WORK ITEM: Where an entry holds an image, leave the image out; otherwise reproduce the entry exactly.

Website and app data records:
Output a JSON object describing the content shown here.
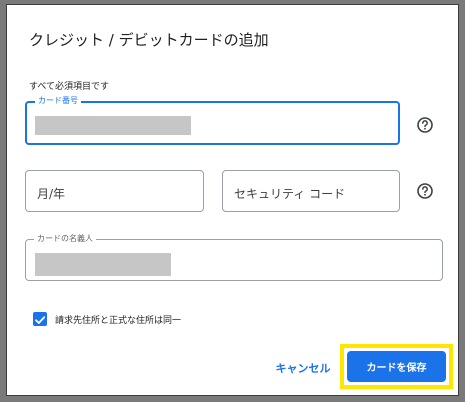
{
  "dialog": {
    "title": "クレジット / デビットカードの追加",
    "required_note": "すべて必須項目です"
  },
  "card_number": {
    "label": "カード番号"
  },
  "expiry": {
    "placeholder": "月/年"
  },
  "security_code": {
    "placeholder": "セキュリティ コード"
  },
  "card_name": {
    "label": "カードの名義人"
  },
  "billing": {
    "checked": true,
    "label": "請求先住所と正式な住所は同一"
  },
  "actions": {
    "cancel_label": "キャンセル",
    "save_label": "カードを保存"
  },
  "colors": {
    "accent": "#1a73e8",
    "highlight": "#ffe600"
  },
  "icons": {
    "help": "help-circle-icon",
    "check": "checkmark-icon"
  }
}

COMPLETED EXERCISE:
Output a JSON object describing the content shown here.
{
  "dialog": {
    "title": "クレジット / デビットカードの追加",
    "required_note": "すべて必須項目です"
  },
  "card_number": {
    "label": "カード番号"
  },
  "expiry": {
    "placeholder": "月/年"
  },
  "security_code": {
    "placeholder": "セキュリティ コード"
  },
  "card_name": {
    "label": "カードの名義人"
  },
  "billing": {
    "checked": true,
    "label": "請求先住所と正式な住所は同一"
  },
  "actions": {
    "cancel_label": "キャンセル",
    "save_label": "カードを保存"
  },
  "colors": {
    "accent": "#1a73e8",
    "highlight": "#ffe600"
  },
  "icons": {
    "help": "help-circle-icon",
    "check": "checkmark-icon"
  }
}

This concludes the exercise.